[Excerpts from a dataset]

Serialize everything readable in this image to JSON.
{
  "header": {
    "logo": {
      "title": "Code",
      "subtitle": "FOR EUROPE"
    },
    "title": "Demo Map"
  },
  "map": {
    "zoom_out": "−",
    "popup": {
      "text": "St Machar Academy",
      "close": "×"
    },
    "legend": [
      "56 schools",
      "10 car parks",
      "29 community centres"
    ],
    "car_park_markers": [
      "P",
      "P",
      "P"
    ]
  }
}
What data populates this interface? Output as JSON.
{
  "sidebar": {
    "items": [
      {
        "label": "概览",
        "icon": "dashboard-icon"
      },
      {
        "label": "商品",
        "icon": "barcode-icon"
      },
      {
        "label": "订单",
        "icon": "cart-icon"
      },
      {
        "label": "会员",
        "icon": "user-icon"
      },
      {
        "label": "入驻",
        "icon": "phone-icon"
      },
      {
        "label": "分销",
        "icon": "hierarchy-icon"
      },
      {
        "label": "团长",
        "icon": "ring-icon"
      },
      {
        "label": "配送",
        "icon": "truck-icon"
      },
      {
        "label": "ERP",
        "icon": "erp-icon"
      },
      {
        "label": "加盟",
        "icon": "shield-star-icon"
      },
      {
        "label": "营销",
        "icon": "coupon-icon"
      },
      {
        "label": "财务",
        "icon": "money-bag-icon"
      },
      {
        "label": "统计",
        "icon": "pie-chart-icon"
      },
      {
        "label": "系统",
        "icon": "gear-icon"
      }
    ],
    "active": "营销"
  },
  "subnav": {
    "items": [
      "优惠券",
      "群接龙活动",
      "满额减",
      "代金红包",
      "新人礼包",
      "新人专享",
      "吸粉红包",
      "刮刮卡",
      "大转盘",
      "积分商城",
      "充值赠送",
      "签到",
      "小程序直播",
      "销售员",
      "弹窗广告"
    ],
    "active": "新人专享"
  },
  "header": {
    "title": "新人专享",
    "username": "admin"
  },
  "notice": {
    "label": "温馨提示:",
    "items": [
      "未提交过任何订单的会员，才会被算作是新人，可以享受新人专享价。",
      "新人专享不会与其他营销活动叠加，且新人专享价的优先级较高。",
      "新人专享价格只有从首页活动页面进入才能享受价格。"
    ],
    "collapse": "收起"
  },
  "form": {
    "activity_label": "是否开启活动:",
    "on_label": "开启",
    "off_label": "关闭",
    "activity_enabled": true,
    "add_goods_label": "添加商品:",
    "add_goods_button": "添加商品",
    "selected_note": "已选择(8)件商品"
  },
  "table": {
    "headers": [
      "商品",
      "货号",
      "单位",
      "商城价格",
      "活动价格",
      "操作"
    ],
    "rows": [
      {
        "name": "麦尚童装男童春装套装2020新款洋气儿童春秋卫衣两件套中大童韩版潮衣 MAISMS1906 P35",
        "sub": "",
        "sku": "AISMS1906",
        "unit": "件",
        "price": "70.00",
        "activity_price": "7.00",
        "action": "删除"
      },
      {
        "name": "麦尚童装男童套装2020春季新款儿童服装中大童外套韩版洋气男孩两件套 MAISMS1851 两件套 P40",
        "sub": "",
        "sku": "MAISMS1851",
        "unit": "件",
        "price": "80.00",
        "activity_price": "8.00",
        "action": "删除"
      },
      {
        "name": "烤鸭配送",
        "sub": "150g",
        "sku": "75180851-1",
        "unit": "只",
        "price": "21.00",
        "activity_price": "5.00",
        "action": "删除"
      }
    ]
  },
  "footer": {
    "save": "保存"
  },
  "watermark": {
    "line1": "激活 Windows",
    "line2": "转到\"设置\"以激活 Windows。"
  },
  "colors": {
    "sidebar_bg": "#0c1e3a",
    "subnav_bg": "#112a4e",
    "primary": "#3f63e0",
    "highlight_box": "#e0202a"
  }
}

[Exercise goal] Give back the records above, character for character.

[Answer below]
Serialize everything readable in this image to JSON.
{
  "header": {
    "logo": {
      "title": "Code",
      "subtitle": "FOR EUROPE"
    },
    "title": "Demo Map"
  },
  "map": {
    "zoom_out": "−",
    "popup": {
      "text": "St Machar Academy",
      "close": "×"
    },
    "legend": [
      "56 schools",
      "10 car parks",
      "29 community centres"
    ],
    "car_park_markers": [
      "P",
      "P",
      "P"
    ]
  }
}
What data populates this interface? Output as JSON.
{
  "sidebar": {
    "items": [
      {
        "label": "概览",
        "icon": "dashboard-icon"
      },
      {
        "label": "商品",
        "icon": "barcode-icon"
      },
      {
        "label": "订单",
        "icon": "cart-icon"
      },
      {
        "label": "会员",
        "icon": "user-icon"
      },
      {
        "label": "入驻",
        "icon": "phone-icon"
      },
      {
        "label": "分销",
        "icon": "hierarchy-icon"
      },
      {
        "label": "团长",
        "icon": "ring-icon"
      },
      {
        "label": "配送",
        "icon": "truck-icon"
      },
      {
        "label": "ERP",
        "icon": "erp-icon"
      },
      {
        "label": "加盟",
        "icon": "shield-star-icon"
      },
      {
        "label": "营销",
        "icon": "coupon-icon"
      },
      {
        "label": "财务",
        "icon": "money-bag-icon"
      },
      {
        "label": "统计",
        "icon": "pie-chart-icon"
      },
      {
        "label": "系统",
        "icon": "gear-icon"
      }
    ],
    "active": "营销"
  },
  "subnav": {
    "items": [
      "优惠券",
      "群接龙活动",
      "满额减",
      "代金红包",
      "新人礼包",
      "新人专享",
      "吸粉红包",
      "刮刮卡",
      "大转盘",
      "积分商城",
      "充值赠送",
      "签到",
      "小程序直播",
      "销售员",
      "弹窗广告"
    ],
    "active": "新人专享"
  },
  "header": {
    "title": "新人专享",
    "username": "admin"
  },
  "notice": {
    "label": "温馨提示:",
    "items": [
      "未提交过任何订单的会员，才会被算作是新人，可以享受新人专享价。",
      "新人专享不会与其他营销活动叠加，且新人专享价的优先级较高。",
      "新人专享价格只有从首页活动页面进入才能享受价格。"
    ],
    "collapse": "收起"
  },
  "form": {
    "activity_label": "是否开启活动:",
    "on_label": "开启",
    "off_label": "关闭",
    "activity_enabled": true,
    "add_goods_label": "添加商品:",
    "add_goods_button": "添加商品",
    "selected_note": "已选择(8)件商品"
  },
  "table": {
    "headers": [
      "商品",
      "货号",
      "单位",
      "商城价格",
      "活动价格",
      "操作"
    ],
    "rows": [
      {
        "name": "麦尚童装男童春装套装2020新款洋气儿童春秋卫衣两件套中大童韩版潮衣 MAISMS1906 P35",
        "sub": "",
        "sku": "AISMS1906",
        "unit": "件",
        "price": "70.00",
        "activity_price": "7.00",
        "action": "删除"
      },
      {
        "name": "麦尚童装男童套装2020春季新款儿童服装中大童外套韩版洋气男孩两件套 MAISMS1851 两件套 P40",
        "sub": "",
        "sku": "MAISMS1851",
        "unit": "件",
        "price": "80.00",
        "activity_price": "8.00",
        "action": "删除"
      },
      {
        "name": "烤鸭配送",
        "sub": "150g",
        "sku": "75180851-1",
        "unit": "只",
        "price": "21.00",
        "activity_price": "5.00",
        "action": "删除"
      }
    ]
  },
  "footer": {
    "save": "保存"
  },
  "watermark": {
    "line1": "激活 Windows",
    "line2": "转到\"设置\"以激活 Windows。"
  },
  "colors": {
    "sidebar_bg": "#0c1e3a",
    "subnav_bg": "#112a4e",
    "primary": "#3f63e0",
    "highlight_box": "#e0202a"
  }
}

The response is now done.